Tokyo’s export curbs to negatively impact global economy due to correlated trade structure

Japan’s trade surplus in value-added goods and services (TiVA) with South Korea took a downturn during the 2005-2015 period, reflecting the diversifying structure of logistics and trade, statistics showed Sunday.

In light of the interconnection of the global value chain, the country’s recent curbs on hi-tech exports to Korea are likely to affect not only the two countries but also the regional and global economy in general, Seoul’s government officials noted.


According to the Organization of Economic Cooperation and Development, Japan logged $135.2 billion in aggregated TiVA from 2005 to 2015. Its total trade surplus during the same period stood at $303.2 billion.

TiVA, in international trade is equivalent to operating profits of corporate business transactions, figuring out the value added by each country in the production and distribution process.

The OECD indicator was developed to address the dilemma that conventional measures of international trade can no longer precisely reflect the flow of goods and services in the complex global production chains.

For instance, when a Korean customer purchases a Japanese television for 1 million won ($848), the OECD would exclude the display panel price when assessing Japan’s TiVA in the given deal.

With an increasing number of countries participating in the global value chain, Japan’s TiVA surplus with Korea has been declining over recent years, data showed.

Tokyo’s TiVA with Seoul dipped from $14 billion in 2005 to $3.9 billion in 2015, down 72 percent during the ten years. Its total trade surplus decreased 58 percent during the same period, from $27.3 billion to $15.7 billion.

Seoul’s Ministry of Economy and Finance noted that given the multilateral, globalized trade structure of today, the impact of Japan’s disputed export curbs will spread beyond the East Asian region.

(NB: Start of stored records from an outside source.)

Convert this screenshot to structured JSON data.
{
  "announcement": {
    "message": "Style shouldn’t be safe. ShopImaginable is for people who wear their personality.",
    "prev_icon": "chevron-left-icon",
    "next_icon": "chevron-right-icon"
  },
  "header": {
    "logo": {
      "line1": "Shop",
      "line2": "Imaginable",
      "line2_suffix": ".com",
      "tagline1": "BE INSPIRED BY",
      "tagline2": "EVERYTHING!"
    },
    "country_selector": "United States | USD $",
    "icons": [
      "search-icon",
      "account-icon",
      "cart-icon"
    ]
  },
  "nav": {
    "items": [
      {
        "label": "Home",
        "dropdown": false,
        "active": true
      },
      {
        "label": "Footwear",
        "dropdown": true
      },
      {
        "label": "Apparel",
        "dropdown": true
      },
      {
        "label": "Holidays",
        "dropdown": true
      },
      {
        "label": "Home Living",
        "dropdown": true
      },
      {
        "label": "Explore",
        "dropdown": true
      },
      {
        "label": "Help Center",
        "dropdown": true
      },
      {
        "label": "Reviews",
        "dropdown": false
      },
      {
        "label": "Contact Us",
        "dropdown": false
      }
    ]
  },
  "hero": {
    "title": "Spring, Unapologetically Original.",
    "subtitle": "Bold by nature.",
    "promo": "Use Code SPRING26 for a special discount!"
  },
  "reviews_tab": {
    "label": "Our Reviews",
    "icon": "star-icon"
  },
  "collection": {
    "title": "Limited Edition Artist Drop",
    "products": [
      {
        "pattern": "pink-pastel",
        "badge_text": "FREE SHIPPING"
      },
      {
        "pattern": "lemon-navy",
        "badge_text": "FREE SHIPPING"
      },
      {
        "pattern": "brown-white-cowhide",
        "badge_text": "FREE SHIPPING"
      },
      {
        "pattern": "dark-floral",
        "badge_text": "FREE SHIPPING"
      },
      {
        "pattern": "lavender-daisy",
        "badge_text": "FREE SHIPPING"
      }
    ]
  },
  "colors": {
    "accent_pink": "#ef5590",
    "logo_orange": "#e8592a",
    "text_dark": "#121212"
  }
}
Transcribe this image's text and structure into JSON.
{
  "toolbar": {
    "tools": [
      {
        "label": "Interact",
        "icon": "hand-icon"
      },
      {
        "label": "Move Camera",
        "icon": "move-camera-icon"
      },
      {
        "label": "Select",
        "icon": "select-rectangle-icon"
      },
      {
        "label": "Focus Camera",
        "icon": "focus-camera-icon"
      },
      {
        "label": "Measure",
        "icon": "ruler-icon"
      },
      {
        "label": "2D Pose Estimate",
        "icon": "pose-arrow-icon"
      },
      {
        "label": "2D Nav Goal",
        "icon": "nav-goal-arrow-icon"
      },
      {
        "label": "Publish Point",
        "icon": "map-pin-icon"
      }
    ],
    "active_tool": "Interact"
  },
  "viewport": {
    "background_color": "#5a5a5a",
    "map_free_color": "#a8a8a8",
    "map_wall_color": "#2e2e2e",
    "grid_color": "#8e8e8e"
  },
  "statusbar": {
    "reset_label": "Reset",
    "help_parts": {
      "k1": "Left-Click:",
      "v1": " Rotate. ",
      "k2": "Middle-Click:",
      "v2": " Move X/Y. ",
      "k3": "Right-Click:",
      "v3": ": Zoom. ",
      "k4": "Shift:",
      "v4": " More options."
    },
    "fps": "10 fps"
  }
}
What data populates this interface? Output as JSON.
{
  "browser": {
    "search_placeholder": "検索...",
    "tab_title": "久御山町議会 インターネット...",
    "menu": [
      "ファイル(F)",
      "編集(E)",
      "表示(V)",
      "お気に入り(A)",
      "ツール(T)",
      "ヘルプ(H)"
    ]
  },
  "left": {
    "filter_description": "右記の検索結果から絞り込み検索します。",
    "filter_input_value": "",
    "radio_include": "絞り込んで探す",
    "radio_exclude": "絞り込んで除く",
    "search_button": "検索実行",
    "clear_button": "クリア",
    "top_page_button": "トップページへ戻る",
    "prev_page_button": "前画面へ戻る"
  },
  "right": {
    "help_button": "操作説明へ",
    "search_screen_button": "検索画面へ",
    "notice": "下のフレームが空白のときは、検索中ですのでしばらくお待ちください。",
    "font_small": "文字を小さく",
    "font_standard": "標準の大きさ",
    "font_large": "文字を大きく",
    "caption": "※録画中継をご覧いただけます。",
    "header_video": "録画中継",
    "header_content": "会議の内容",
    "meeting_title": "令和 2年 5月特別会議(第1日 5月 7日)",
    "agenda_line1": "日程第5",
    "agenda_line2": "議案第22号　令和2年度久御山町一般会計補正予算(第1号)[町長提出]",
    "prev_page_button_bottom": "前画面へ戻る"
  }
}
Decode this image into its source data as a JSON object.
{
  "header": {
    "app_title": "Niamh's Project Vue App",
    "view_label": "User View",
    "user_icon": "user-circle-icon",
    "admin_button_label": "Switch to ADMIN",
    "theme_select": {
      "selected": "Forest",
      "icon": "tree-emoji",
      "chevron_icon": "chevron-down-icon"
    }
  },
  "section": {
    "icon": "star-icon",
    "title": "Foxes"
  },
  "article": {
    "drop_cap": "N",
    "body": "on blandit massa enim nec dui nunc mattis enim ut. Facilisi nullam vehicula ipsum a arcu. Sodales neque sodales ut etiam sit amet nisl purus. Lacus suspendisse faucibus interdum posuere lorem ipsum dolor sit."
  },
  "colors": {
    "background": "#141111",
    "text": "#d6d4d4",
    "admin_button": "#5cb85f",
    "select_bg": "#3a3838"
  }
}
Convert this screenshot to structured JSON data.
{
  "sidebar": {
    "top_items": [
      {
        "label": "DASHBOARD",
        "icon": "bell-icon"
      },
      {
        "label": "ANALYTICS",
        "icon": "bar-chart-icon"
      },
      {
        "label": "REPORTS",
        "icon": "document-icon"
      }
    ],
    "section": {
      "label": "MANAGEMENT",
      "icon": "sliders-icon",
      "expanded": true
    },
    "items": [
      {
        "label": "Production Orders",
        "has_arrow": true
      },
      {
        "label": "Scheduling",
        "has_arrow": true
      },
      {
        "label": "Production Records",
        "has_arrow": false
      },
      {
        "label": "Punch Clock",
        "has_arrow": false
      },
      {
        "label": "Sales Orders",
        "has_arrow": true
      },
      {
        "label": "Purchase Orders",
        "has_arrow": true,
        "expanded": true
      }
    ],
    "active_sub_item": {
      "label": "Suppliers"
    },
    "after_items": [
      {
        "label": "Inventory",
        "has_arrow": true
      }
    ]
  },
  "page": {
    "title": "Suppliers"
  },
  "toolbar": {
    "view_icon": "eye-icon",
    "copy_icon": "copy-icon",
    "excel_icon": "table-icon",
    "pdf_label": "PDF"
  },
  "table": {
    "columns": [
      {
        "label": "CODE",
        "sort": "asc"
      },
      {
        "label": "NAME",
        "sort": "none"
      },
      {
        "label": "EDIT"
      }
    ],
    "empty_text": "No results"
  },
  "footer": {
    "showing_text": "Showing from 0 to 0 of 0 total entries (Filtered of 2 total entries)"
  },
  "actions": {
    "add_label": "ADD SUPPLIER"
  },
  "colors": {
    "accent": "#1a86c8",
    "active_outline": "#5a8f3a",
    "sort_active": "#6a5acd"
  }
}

“The recent growth of the global economy was partly due to the closely interrelated global value chains,” said a ministry official.

“Japan’s latest actions including the export curbs would result in the severance of such value chains and consequently deliver negative impacts on the global economy.”

By Bae Hyun-jung (